RiverPark Advisors, in an updated exemptive relief filing with the U.S. Securities and Exchange Commission, laid out plans to offer three specific actively managed ETFs—one of which, a short-term, high-yield debt portfolio, it had previously described to regulators.
The funds outlined in the July 28 filing included the RiverPark Short Term High Yield ETF, the RiverPark Small Cap Growth ETF and the RiverPark/Gravity Long-Biased Fund. It didn’t include trading symbols or possible expense ratios for the proposed funds.
RiverPark, which made its original filing outlining plans to offer its own funds in February, has said the move was in response to forecasts for significant growth in actively managed ETFs. The company is already involved in the ETF industry as a subadviser to four active ETFs from San Francisco-based Grail Advisors.
Those Grail funds are: The RP Growth ETF (NYSEArca: RPX), the RP Focused Large Cap Growth ETF (NYSEArca: RWG), the RP Technology ETF (NYSEArca: RPQ) and the RP Financials ETF (NYSEArca: RFF).
Exemptive relief filings grant the ETF firms exception to sections of the Investment Act of 1940 and are just the first step in the path to launching ETFs. It often takes at least six to 12 months from the date of the initial filing for a company’s first ETF to hit the market.
This week, the NYSE expects to hear from the SEC. What will it mean for ETF investors?
Our annual fixed-income conference is coming up in a little more than a week and I can’t wait.

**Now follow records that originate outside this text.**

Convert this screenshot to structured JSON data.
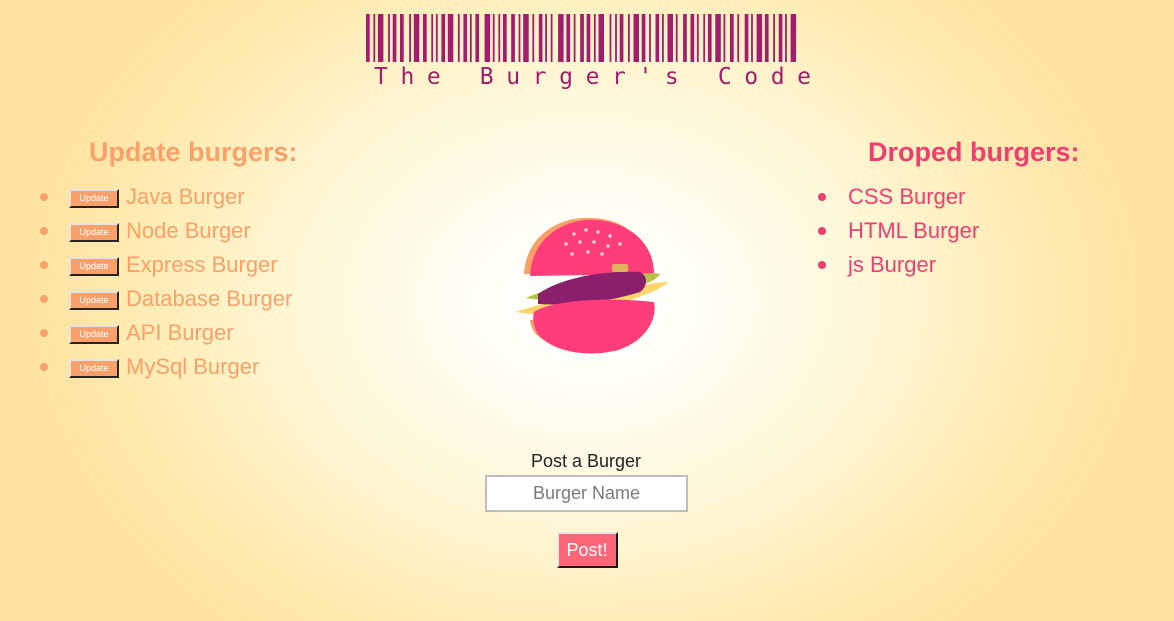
{
  "header": {
    "title": "The Burger's Code"
  },
  "update_section": {
    "heading": "Update burgers:",
    "button_label": "Update",
    "items": [
      {
        "name": "Java Burger"
      },
      {
        "name": "Node Burger"
      },
      {
        "name": "Express Burger"
      },
      {
        "name": "Database Burger"
      },
      {
        "name": "API Burger"
      },
      {
        "name": "MySql Burger"
      }
    ]
  },
  "dropped_section": {
    "heading": "Droped burgers:",
    "items": [
      {
        "name": "CSS Burger"
      },
      {
        "name": "HTML Burger"
      },
      {
        "name": "js Burger"
      }
    ]
  },
  "post_form": {
    "label": "Post a Burger",
    "input_placeholder": "Burger Name",
    "input_value": "",
    "submit_label": "Post!"
  },
  "colors": {
    "update_accent": "#f9a16a",
    "dropped_accent": "#ef3f72",
    "barcode": "#a21d6e",
    "post_button": "#ff6678"
  },
  "icons": {
    "logo": "barcode-icon",
    "illustration": "burger-icon"
  }
}
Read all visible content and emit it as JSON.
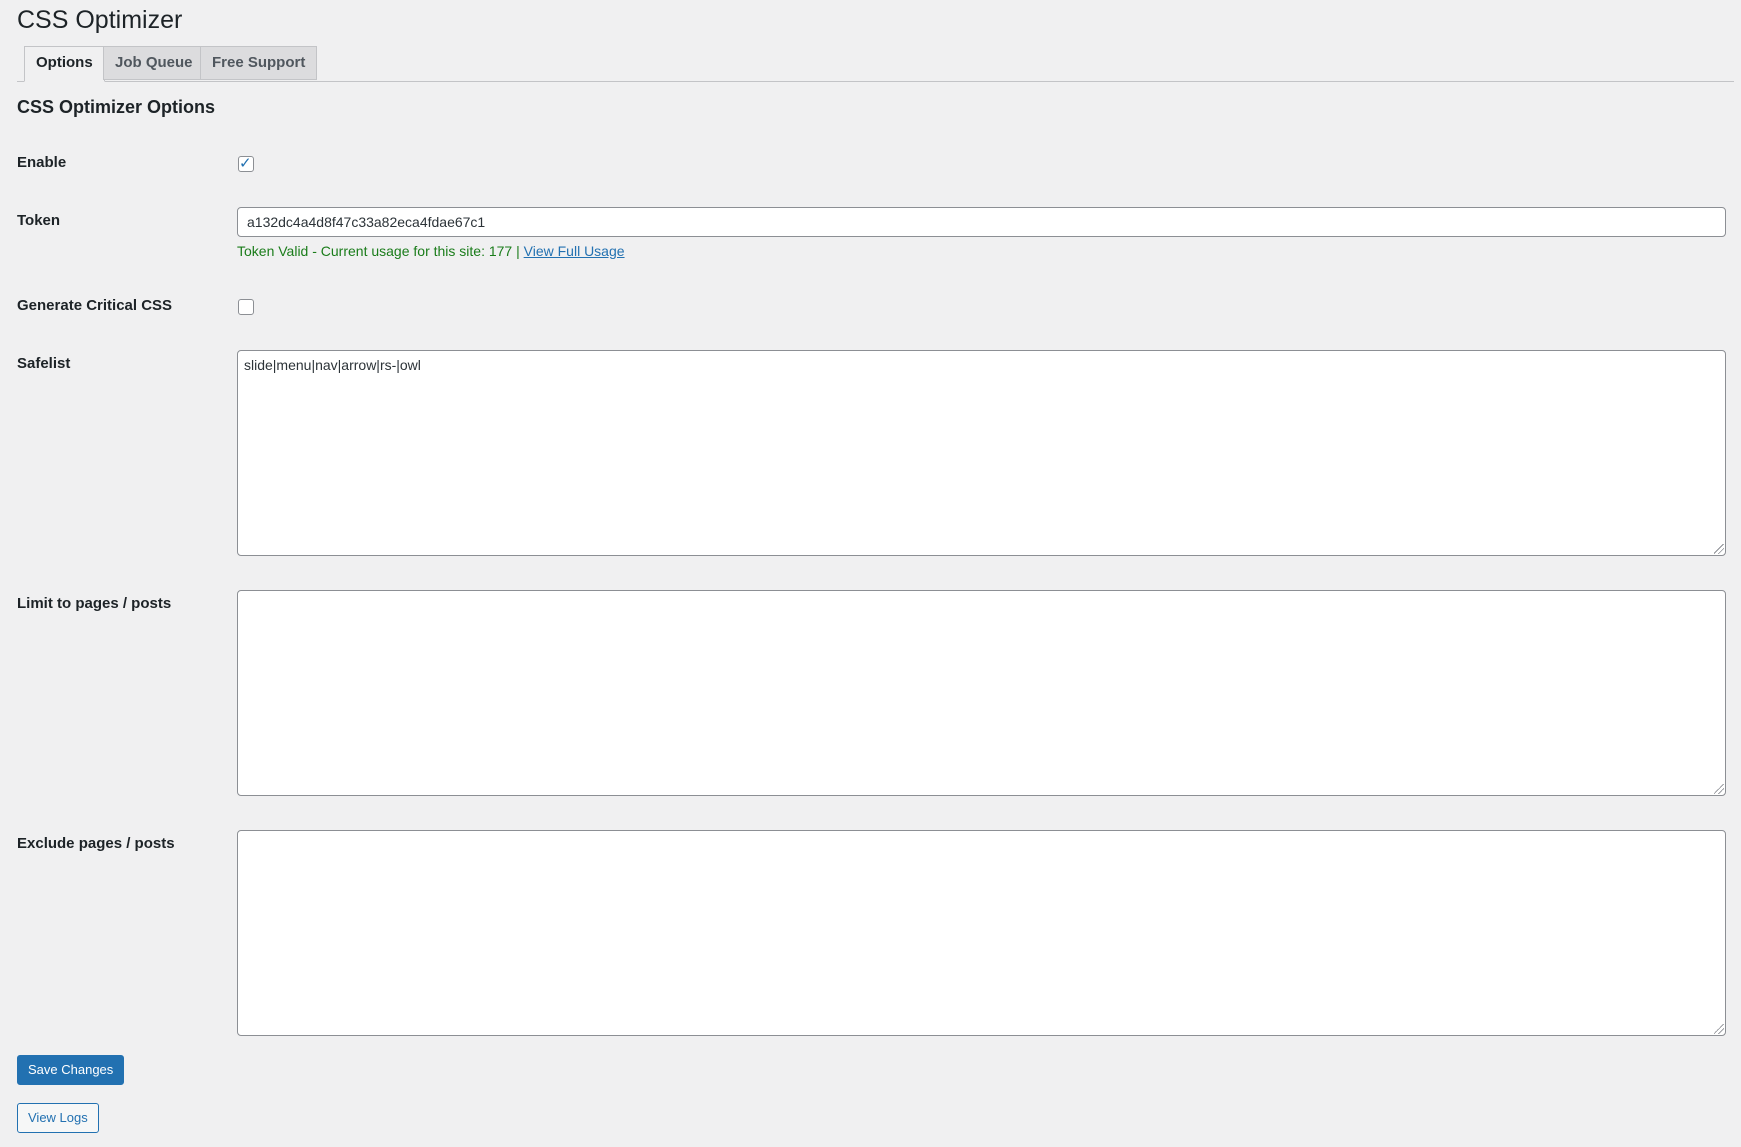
{
  "page": {
    "title": "CSS Optimizer",
    "section_title": "CSS Optimizer Options"
  },
  "tabs": [
    {
      "label": "Options",
      "active": true
    },
    {
      "label": "Job Queue",
      "active": false
    },
    {
      "label": "Free Support",
      "active": false
    }
  ],
  "fields": {
    "enable": {
      "label": "Enable",
      "checked": true
    },
    "token": {
      "label": "Token",
      "value": "a132dc4a4d8f47c33a82eca4fdae67c1",
      "status_text": "Token Valid - Current usage for this site: 177 |",
      "usage_link": "View Full Usage"
    },
    "critical_css": {
      "label": "Generate Critical CSS",
      "checked": false
    },
    "safelist": {
      "label": "Safelist",
      "value": "slide|menu|nav|arrow|rs-|owl"
    },
    "limit_pages": {
      "label": "Limit to pages / posts",
      "value": ""
    },
    "exclude_pages": {
      "label": "Exclude pages / posts",
      "value": ""
    }
  },
  "buttons": {
    "save": "Save Changes",
    "view_logs": "View Logs"
  },
  "colors": {
    "background": "#f0f0f1",
    "primary": "#2271b1",
    "success_text": "#1a7c1a"
  },
  "icons": {
    "checkmark": "checkmark-icon"
  }
}
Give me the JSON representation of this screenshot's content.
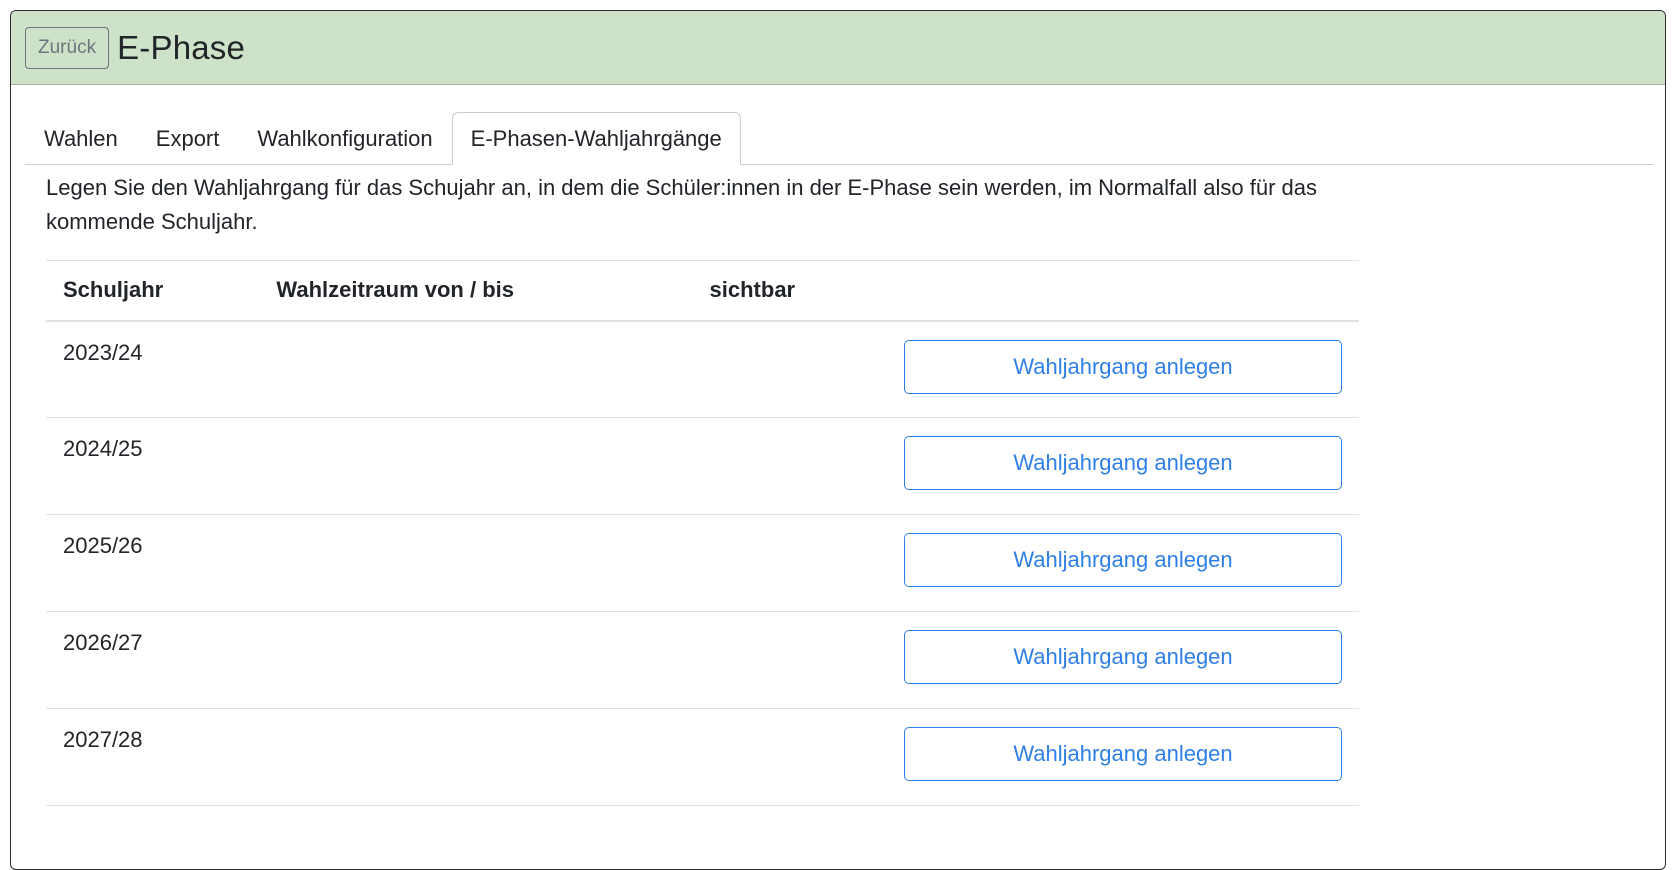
{
  "header": {
    "back_label": "Zurück",
    "title": "E-Phase",
    "background_color": "#cde2c8"
  },
  "tabs": [
    {
      "label": "Wahlen",
      "active": false
    },
    {
      "label": "Export",
      "active": false
    },
    {
      "label": "Wahlkonfiguration",
      "active": false
    },
    {
      "label": "E-Phasen-Wahljahrgänge",
      "active": true
    }
  ],
  "intro_text": "Legen Sie den Wahljahrgang für das Schujahr an, in dem die Schüler:innen in der E-Phase sein werden, im Normalfall also für das kommende Schuljahr.",
  "table": {
    "columns": [
      "Schuljahr",
      "Wahlzeitraum von / bis",
      "sichtbar",
      ""
    ],
    "rows": [
      {
        "schuljahr": "2023/24",
        "wahlzeitraum": "",
        "sichtbar": "",
        "action_label": "Wahljahrgang anlegen"
      },
      {
        "schuljahr": "2024/25",
        "wahlzeitraum": "",
        "sichtbar": "",
        "action_label": "Wahljahrgang anlegen"
      },
      {
        "schuljahr": "2025/26",
        "wahlzeitraum": "",
        "sichtbar": "",
        "action_label": "Wahljahrgang anlegen"
      },
      {
        "schuljahr": "2026/27",
        "wahlzeitraum": "",
        "sichtbar": "",
        "action_label": "Wahljahrgang anlegen"
      },
      {
        "schuljahr": "2027/28",
        "wahlzeitraum": "",
        "sichtbar": "",
        "action_label": "Wahljahrgang anlegen"
      }
    ]
  },
  "colors": {
    "accent": "#2f7fe6",
    "text": "#212529",
    "muted": "#6c757d"
  }
}
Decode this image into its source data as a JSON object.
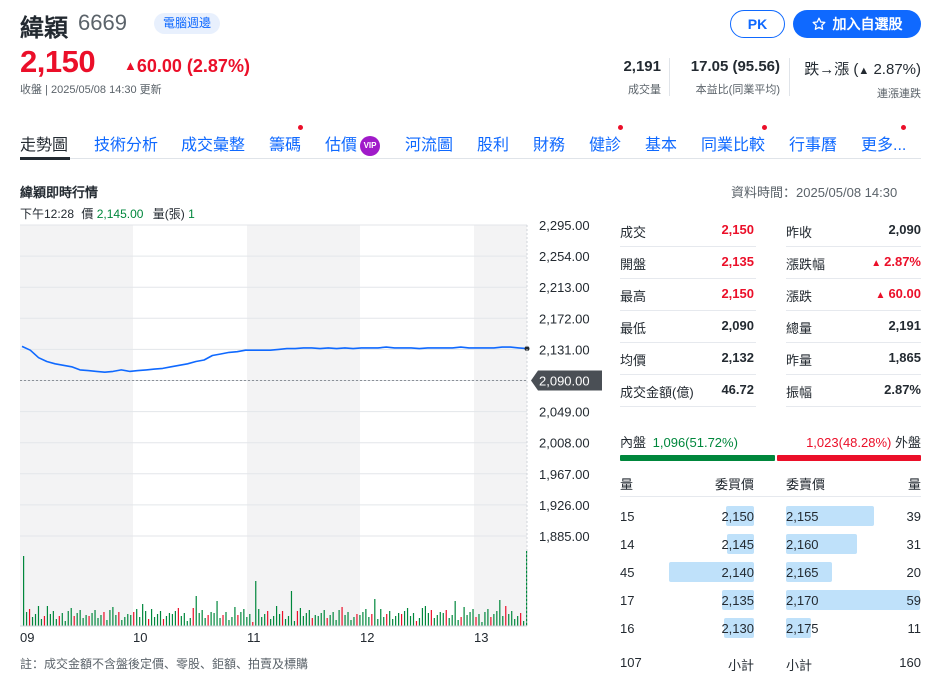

When it comes to reinvesting dividends, mutual funds have ETFs beat.
With VIX spiking, it’s tempting to pile in or bet against it. Both are a bad idea.